> **THE PROBLEM**:
Apart from the pictures, the listing is to be returned exactly.

(Beginning of RECORDS SUPPLIED)

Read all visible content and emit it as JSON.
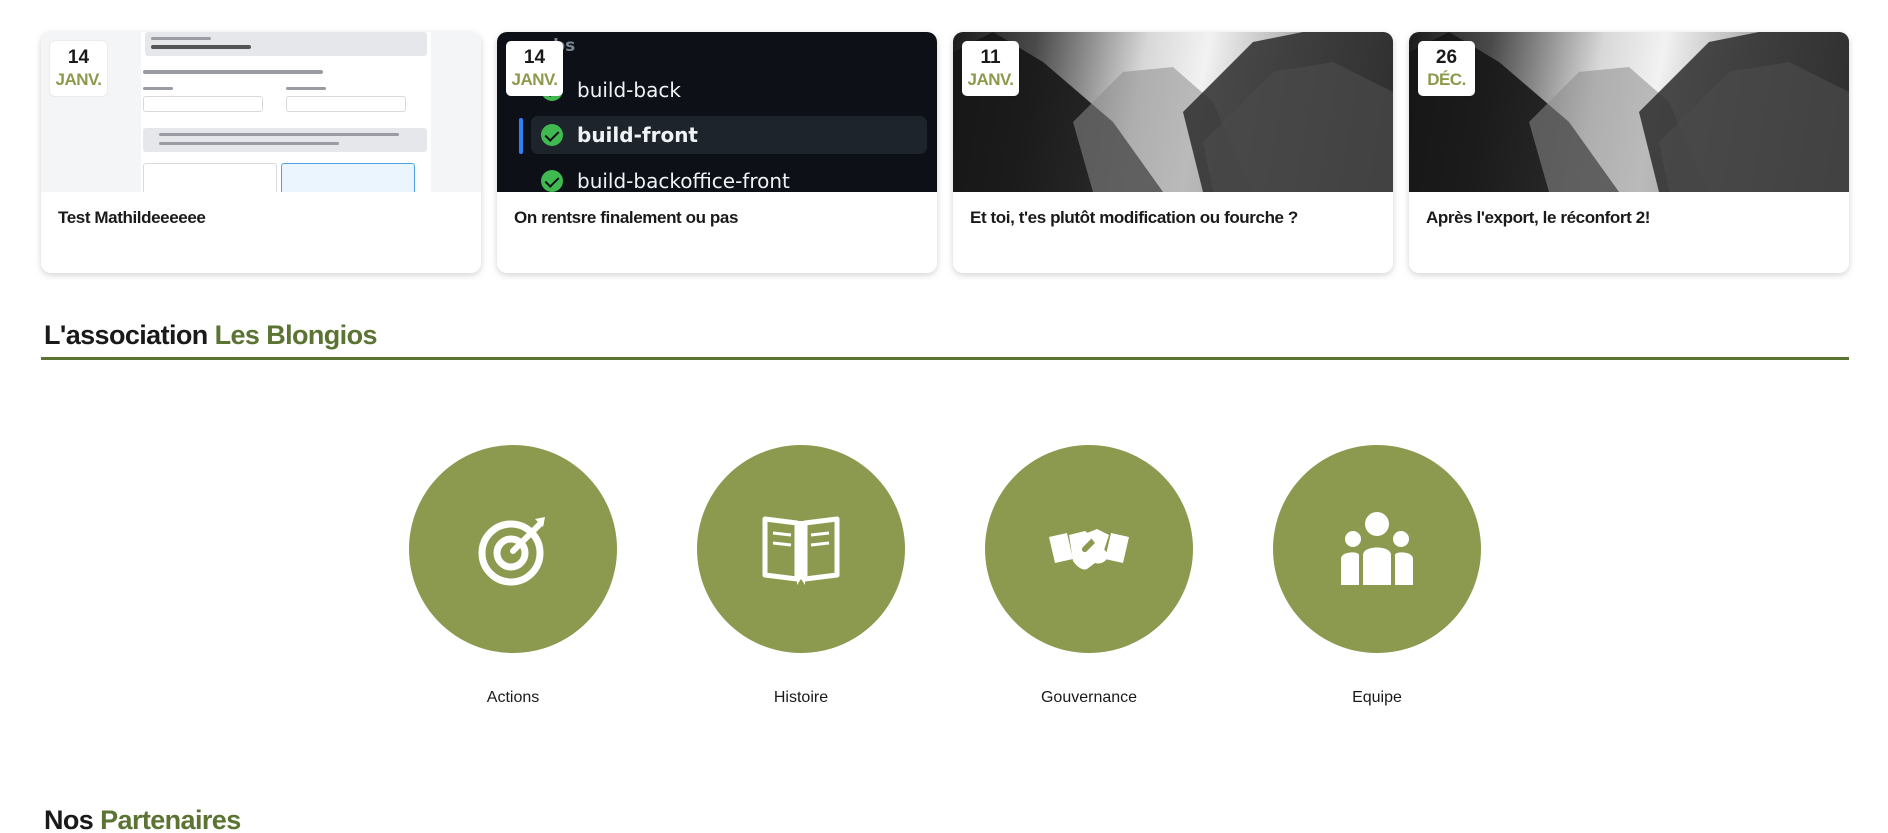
{
  "posts": [
    {
      "day": "14",
      "month": "JANV.",
      "title": "Test Mathildeeeeee"
    },
    {
      "day": "14",
      "month": "JANV.",
      "title": "On rentsre finalement ou pas",
      "thumb_heading": "bs",
      "jobs": [
        "build-back",
        "build-front",
        "build-backoffice-front"
      ]
    },
    {
      "day": "11",
      "month": "JANV.",
      "title": "Et toi, t'es plutôt modification ou fourche ?"
    },
    {
      "day": "26",
      "month": "DÉC.",
      "title": "Après l'export, le réconfort 2!"
    }
  ],
  "association": {
    "heading_prefix": "L'association",
    "heading_accent": "Les Blongios",
    "items": [
      {
        "label": "Actions",
        "icon": "target-icon"
      },
      {
        "label": "Histoire",
        "icon": "book-icon"
      },
      {
        "label": "Gouvernance",
        "icon": "handshake-icon"
      },
      {
        "label": "Equipe",
        "icon": "team-icon"
      }
    ]
  },
  "partners": {
    "heading_prefix": "Nos",
    "heading_accent": "Partenaires"
  },
  "colors": {
    "accent_dark": "#5b7333",
    "accent_olive": "#8b9a4f",
    "month_text": "#8b9a4b"
  }
}
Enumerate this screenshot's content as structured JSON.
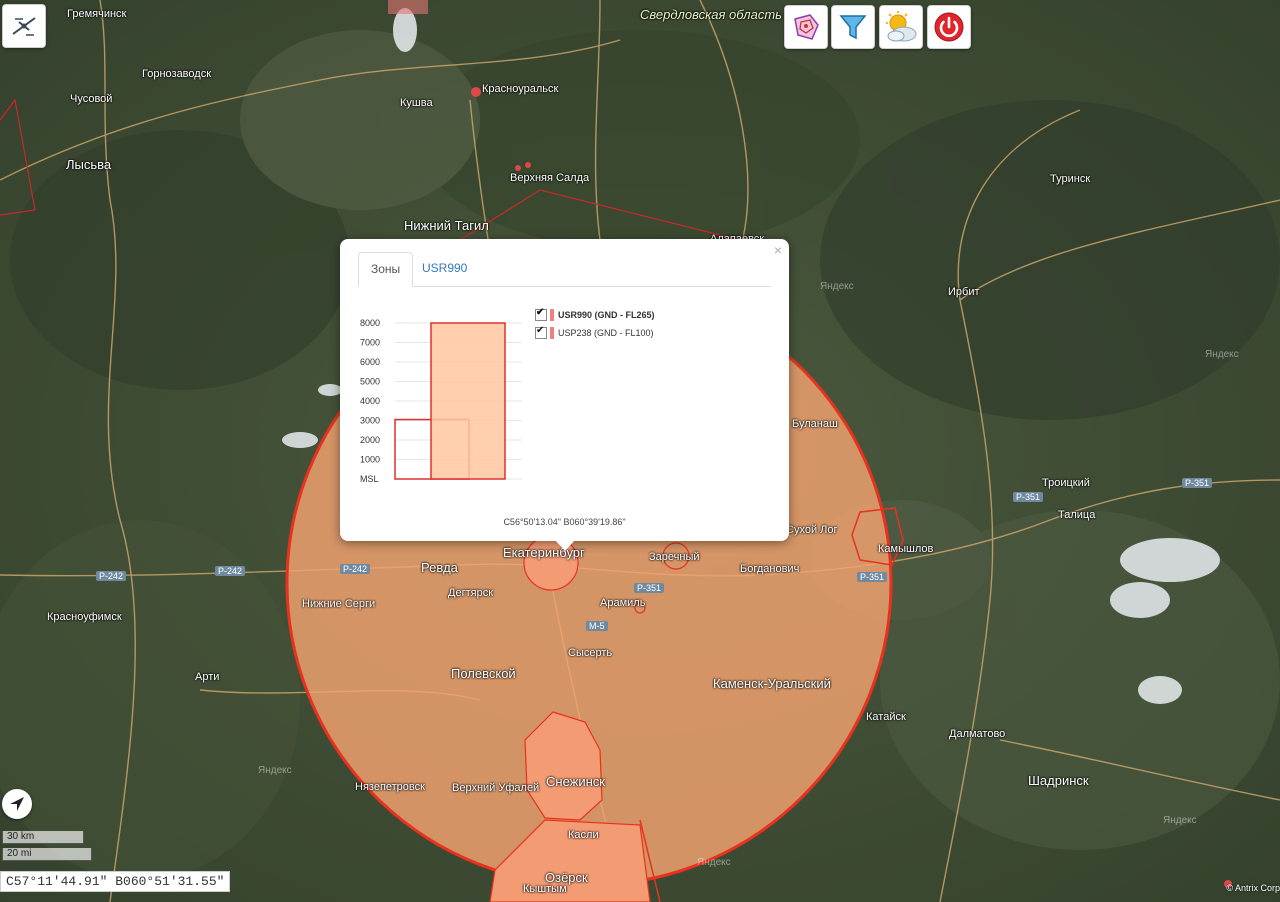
{
  "region_label": "Свердловская область",
  "cities": [
    {
      "name": "Гремячинск",
      "size": "small"
    },
    {
      "name": "Горнозаводск",
      "size": "small"
    },
    {
      "name": "Чусовой",
      "size": "small"
    },
    {
      "name": "Лысьва",
      "size": "big"
    },
    {
      "name": "Кушва",
      "size": "small"
    },
    {
      "name": "Красноуральск",
      "size": "small"
    },
    {
      "name": "Верхняя Салда",
      "size": "small"
    },
    {
      "name": "Нижний Тагил",
      "size": "big"
    },
    {
      "name": "Алапаевск",
      "size": "small"
    },
    {
      "name": "Туринск",
      "size": "small"
    },
    {
      "name": "Ирбит",
      "size": "small"
    },
    {
      "name": "Буланаш",
      "size": "small"
    },
    {
      "name": "Троицкий",
      "size": "small"
    },
    {
      "name": "Талица",
      "size": "small"
    },
    {
      "name": "Сухой Лог",
      "size": "small"
    },
    {
      "name": "Камышлов",
      "size": "small"
    },
    {
      "name": "Ревда",
      "size": "big"
    },
    {
      "name": "Екатеринбург",
      "size": "big"
    },
    {
      "name": "Заречный",
      "size": "small"
    },
    {
      "name": "Богданович",
      "size": "small"
    },
    {
      "name": "Дегтярск",
      "size": "small"
    },
    {
      "name": "Арамиль",
      "size": "small"
    },
    {
      "name": "Нижние Серги",
      "size": "small"
    },
    {
      "name": "Красноуфимск",
      "size": "small"
    },
    {
      "name": "Сысерть",
      "size": "small"
    },
    {
      "name": "Полевской",
      "size": "big"
    },
    {
      "name": "Арти",
      "size": "small"
    },
    {
      "name": "Каменск-Уральский",
      "size": "big"
    },
    {
      "name": "Катайск",
      "size": "small"
    },
    {
      "name": "Далматово",
      "size": "small"
    },
    {
      "name": "Нязепетровск",
      "size": "small"
    },
    {
      "name": "Верхний Уфалей",
      "size": "small"
    },
    {
      "name": "Снежинск",
      "size": "big"
    },
    {
      "name": "Шадринск",
      "size": "big"
    },
    {
      "name": "Касли",
      "size": "small"
    },
    {
      "name": "Озёрск",
      "size": "big"
    },
    {
      "name": "Кыштым",
      "size": "small"
    }
  ],
  "roads": [
    "Р-242",
    "Р-242",
    "Р-242",
    "Р-351",
    "Р-351",
    "Р-351",
    "Р-351",
    "М-5"
  ],
  "watermarks": [
    "Яндекс",
    "Яндекс",
    "Яндекс",
    "Яндекс",
    "Яндекс"
  ],
  "toolbar": {
    "buttons": [
      {
        "name": "zones-tool-button",
        "icon": "polygon-zones-icon"
      },
      {
        "name": "filter-button",
        "icon": "funnel-icon"
      },
      {
        "name": "weather-button",
        "icon": "weather-icon"
      },
      {
        "name": "power-button",
        "icon": "power-icon"
      }
    ],
    "logo_icon": "drone-icon"
  },
  "scale": {
    "metric": "30 km",
    "imperial": "20 mi"
  },
  "cursor_coords": "С57°11'44.91\" В060°51'31.55\"",
  "attribution": "© Antrix Corp",
  "colors": {
    "zone_fill": "#f4a470",
    "zone_border": "#e8321f",
    "chart_border": "#e03030",
    "chart_fill": "#ffc7a0",
    "tab_link": "#337ab7"
  },
  "popup": {
    "close": "×",
    "tabs": [
      {
        "label": "Зоны",
        "active": true
      },
      {
        "label": "USR990",
        "active": false
      }
    ],
    "coords": "С56°50'13.04\" В060°39'19.86\"",
    "legend": [
      {
        "label": "USR990 (GND - FL265)",
        "checked": true,
        "bold": true
      },
      {
        "label": "USP238 (GND - FL100)",
        "checked": true,
        "bold": false
      }
    ]
  },
  "chart_data": {
    "type": "bar",
    "y_ticks": [
      "8000",
      "7000",
      "6000",
      "5000",
      "4000",
      "3000",
      "2000",
      "1000",
      "MSL"
    ],
    "ylim": [
      0,
      8000
    ],
    "series": [
      {
        "name": "USP238 (GND - FL100)",
        "bottom": 0,
        "top": 3050,
        "filled": false
      },
      {
        "name": "USR990 (GND - FL265)",
        "bottom": 0,
        "top": 8000,
        "filled": true
      }
    ]
  }
}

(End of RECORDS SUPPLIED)

> **SOLUTION FOR THIS EXERCISE**:
Read all visible content and emit it as JSON.
{
  "posts": [
    {
      "day": "14",
      "month": "JANV.",
      "title": "Test Mathildeeeeee"
    },
    {
      "day": "14",
      "month": "JANV.",
      "title": "On rentsre finalement ou pas",
      "thumb_heading": "bs",
      "jobs": [
        "build-back",
        "build-front",
        "build-backoffice-front"
      ]
    },
    {
      "day": "11",
      "month": "JANV.",
      "title": "Et toi, t'es plutôt modification ou fourche ?"
    },
    {
      "day": "26",
      "month": "DÉC.",
      "title": "Après l'export, le réconfort 2!"
    }
  ],
  "association": {
    "heading_prefix": "L'association",
    "heading_accent": "Les Blongios",
    "items": [
      {
        "label": "Actions",
        "icon": "target-icon"
      },
      {
        "label": "Histoire",
        "icon": "book-icon"
      },
      {
        "label": "Gouvernance",
        "icon": "handshake-icon"
      },
      {
        "label": "Equipe",
        "icon": "team-icon"
      }
    ]
  },
  "partners": {
    "heading_prefix": "Nos",
    "heading_accent": "Partenaires"
  },
  "colors": {
    "accent_dark": "#5b7333",
    "accent_olive": "#8b9a4f",
    "month_text": "#8b9a4b"
  }
}
Enumerate this screenshot's content as structured JSON.
{
  "region_label": "Свердловская область",
  "cities": [
    {
      "name": "Гремячинск",
      "size": "small"
    },
    {
      "name": "Горнозаводск",
      "size": "small"
    },
    {
      "name": "Чусовой",
      "size": "small"
    },
    {
      "name": "Лысьва",
      "size": "big"
    },
    {
      "name": "Кушва",
      "size": "small"
    },
    {
      "name": "Красноуральск",
      "size": "small"
    },
    {
      "name": "Верхняя Салда",
      "size": "small"
    },
    {
      "name": "Нижний Тагил",
      "size": "big"
    },
    {
      "name": "Алапаевск",
      "size": "small"
    },
    {
      "name": "Туринск",
      "size": "small"
    },
    {
      "name": "Ирбит",
      "size": "small"
    },
    {
      "name": "Буланаш",
      "size": "small"
    },
    {
      "name": "Троицкий",
      "size": "small"
    },
    {
      "name": "Талица",
      "size": "small"
    },
    {
      "name": "Сухой Лог",
      "size": "small"
    },
    {
      "name": "Камышлов",
      "size": "small"
    },
    {
      "name": "Ревда",
      "size": "big"
    },
    {
      "name": "Екатеринбург",
      "size": "big"
    },
    {
      "name": "Заречный",
      "size": "small"
    },
    {
      "name": "Богданович",
      "size": "small"
    },
    {
      "name": "Дегтярск",
      "size": "small"
    },
    {
      "name": "Арамиль",
      "size": "small"
    },
    {
      "name": "Нижние Серги",
      "size": "small"
    },
    {
      "name": "Красноуфимск",
      "size": "small"
    },
    {
      "name": "Сысерть",
      "size": "small"
    },
    {
      "name": "Полевской",
      "size": "big"
    },
    {
      "name": "Арти",
      "size": "small"
    },
    {
      "name": "Каменск-Уральский",
      "size": "big"
    },
    {
      "name": "Катайск",
      "size": "small"
    },
    {
      "name": "Далматово",
      "size": "small"
    },
    {
      "name": "Нязепетровск",
      "size": "small"
    },
    {
      "name": "Верхний Уфалей",
      "size": "small"
    },
    {
      "name": "Снежинск",
      "size": "big"
    },
    {
      "name": "Шадринск",
      "size": "big"
    },
    {
      "name": "Касли",
      "size": "small"
    },
    {
      "name": "Озёрск",
      "size": "big"
    },
    {
      "name": "Кыштым",
      "size": "small"
    }
  ],
  "roads": [
    "Р-242",
    "Р-242",
    "Р-242",
    "Р-351",
    "Р-351",
    "Р-351",
    "Р-351",
    "М-5"
  ],
  "watermarks": [
    "Яндекс",
    "Яндекс",
    "Яндекс",
    "Яндекс",
    "Яндекс"
  ],
  "toolbar": {
    "buttons": [
      {
        "name": "zones-tool-button",
        "icon": "polygon-zones-icon"
      },
      {
        "name": "filter-button",
        "icon": "funnel-icon"
      },
      {
        "name": "weather-button",
        "icon": "weather-icon"
      },
      {
        "name": "power-button",
        "icon": "power-icon"
      }
    ],
    "logo_icon": "drone-icon"
  },
  "scale": {
    "metric": "30 km",
    "imperial": "20 mi"
  },
  "cursor_coords": "С57°11'44.91\" В060°51'31.55\"",
  "attribution": "© Antrix Corp",
  "colors": {
    "zone_fill": "#f4a470",
    "zone_border": "#e8321f",
    "chart_border": "#e03030",
    "chart_fill": "#ffc7a0",
    "tab_link": "#337ab7"
  },
  "popup": {
    "close": "×",
    "tabs": [
      {
        "label": "Зоны",
        "active": true
      },
      {
        "label": "USR990",
        "active": false
      }
    ],
    "coords": "С56°50'13.04\" В060°39'19.86\"",
    "legend": [
      {
        "label": "USR990 (GND - FL265)",
        "checked": true,
        "bold": true
      },
      {
        "label": "USP238 (GND - FL100)",
        "checked": true,
        "bold": false
      }
    ]
  },
  "chart_data": {
    "type": "bar",
    "y_ticks": [
      "8000",
      "7000",
      "6000",
      "5000",
      "4000",
      "3000",
      "2000",
      "1000",
      "MSL"
    ],
    "ylim": [
      0,
      8000
    ],
    "series": [
      {
        "name": "USP238 (GND - FL100)",
        "bottom": 0,
        "top": 3050,
        "filled": false
      },
      {
        "name": "USR990 (GND - FL265)",
        "bottom": 0,
        "top": 8000,
        "filled": true
      }
    ]
  }
}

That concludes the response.